The Hollis Renewal Center will be playing host to its fourth annual wine tasting event this weekend in an effort to add resources to the facility to enhance its visitors’ experiences.
The wine tasting will be from 4 p.m. to 6 p.m. Sunday, June 27, at the Hollis Renewal Center at 110th Street and Kansas Avenue in Bonner Springs.
For the past three years, the event had been tied to the center’s capital campaign to raise money for a new Meadow Cottage and campus restrooms. While donations are still needed for those projects, Hollis Director Dave Mareske said the fourth annual event would be geared toward funds for a new resource center for Hollis visitors.
The plan is to turn part of the Welcome Center into a resource center in which materials such as CDs and books will be available for checkout to enhance visitors’ stays.

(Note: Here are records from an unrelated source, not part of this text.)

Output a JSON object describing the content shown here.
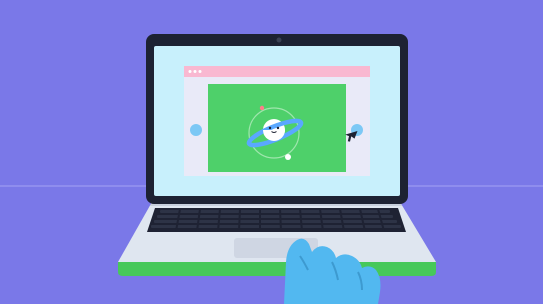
{
  "scene": {
    "subject": "laptop",
    "colors": {
      "background": "#7a78e8",
      "horizon_line": "#9593ee",
      "laptop_body": "#dfe6f0",
      "bezel": "#1d2233",
      "screen": "#c8f0fc",
      "browser_bar": "#f9b8d1",
      "browser_page": "#e9eaf8",
      "content_panel": "#4ed06a",
      "planet": "#ffffff",
      "planet_ring": "#5aa8ff",
      "nav_dot": "#7cc8f5",
      "trackpad": "#cfd6e3",
      "keys": "#1e2233",
      "base_stripe": "#49c95c",
      "hand": "#52b8f0"
    },
    "icons": [
      "planet-icon",
      "cursor-icon",
      "hand-icon"
    ]
  }
}
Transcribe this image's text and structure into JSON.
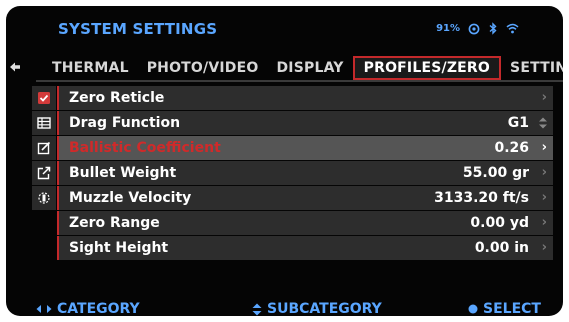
{
  "title": "SYSTEM SETTINGS",
  "status": {
    "battery": "91%"
  },
  "tabs": [
    {
      "label": "THERMAL",
      "active": false
    },
    {
      "label": "PHOTO/VIDEO",
      "active": false
    },
    {
      "label": "DISPLAY",
      "active": false
    },
    {
      "label": "PROFILES/ZERO",
      "active": true
    },
    {
      "label": "SETTINGS",
      "active": false
    }
  ],
  "rows": [
    {
      "icon": "checkbox-checked-icon",
      "label": "Zero Reticle",
      "value": "",
      "control": "chevron-right-icon",
      "selected": false
    },
    {
      "icon": "table-icon",
      "label": "Drag Function",
      "value": "G1",
      "control": "up-down-arrows-icon",
      "selected": false
    },
    {
      "icon": "edit-box-icon",
      "label": "Ballistic Coefficient",
      "value": "0.26",
      "control": "chevron-right-icon",
      "selected": true
    },
    {
      "icon": "export-icon",
      "label": "Bullet Weight",
      "value": "55.00 gr",
      "control": "chevron-right-icon",
      "selected": false
    },
    {
      "icon": "velocity-icon",
      "label": "Muzzle Velocity",
      "value": "3133.20 ft/s",
      "control": "chevron-right-icon",
      "selected": false
    },
    {
      "icon": "",
      "label": "Zero Range",
      "value": "0.00 yd",
      "control": "chevron-right-icon",
      "selected": false
    },
    {
      "icon": "",
      "label": "Sight Height",
      "value": "0.00 in",
      "control": "chevron-right-icon",
      "selected": false
    }
  ],
  "footer": {
    "category": "CATEGORY",
    "subcategory": "SUBCATEGORY",
    "select": "SELECT"
  },
  "colors": {
    "accent_blue": "#5aa6ff",
    "accent_red": "#c4292b"
  }
}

While the Hollis Renewal Center doesn’t offer programs to visitors itself, Mareske said instead the center offers its facilities for various groups and individuals to use.
Part of the project includes replacing the building’s carpet and the purchase of various educational and inspirational materials Mareske said would enhance the Hollis experience and fill in the gaps of various programs being presented by organizations using the Hollis facilities.
“We’d like to have a set amount of resources available to enhance people’s spiritual renewals,” Mareske said of the idea to stock books offering spiritual guidance.
The center has on average two groups visiting during the weekend and another two visiting during the week. Mareske said the center would host about 5,000 to 6,000 people each year on the property.
“A lot of people use our facility. We want to augment their stays and try to provide different experiences for them,” Mareske said of the desire for more resource materials in a central location.
The center is owned by 28 congregations — mostly of Lutheran denomination — throughout the Kansas City area, which provide about 15 percent of the center’s budget. Another 20 percent comes from the fees associated with use of the facility, which leaves 65 percent of the budget needing to come from individual donations.
The wine tasting event is just one of several ways Mareske says the center tries to thank those who donate to the Hollis mission.
On hand at the wine event will be wine expert Greg Wegst, who will select about six different wines for people to sample. Wegst will be available to talk with participants about each wine, as well as food pairings.
With a hammered dulcimer softly playing in the background, Mareske said the event has a soothing, open house feel where the public can mingle and enjoy the wine. Platters of cheese, crackers and fruit will also be offered.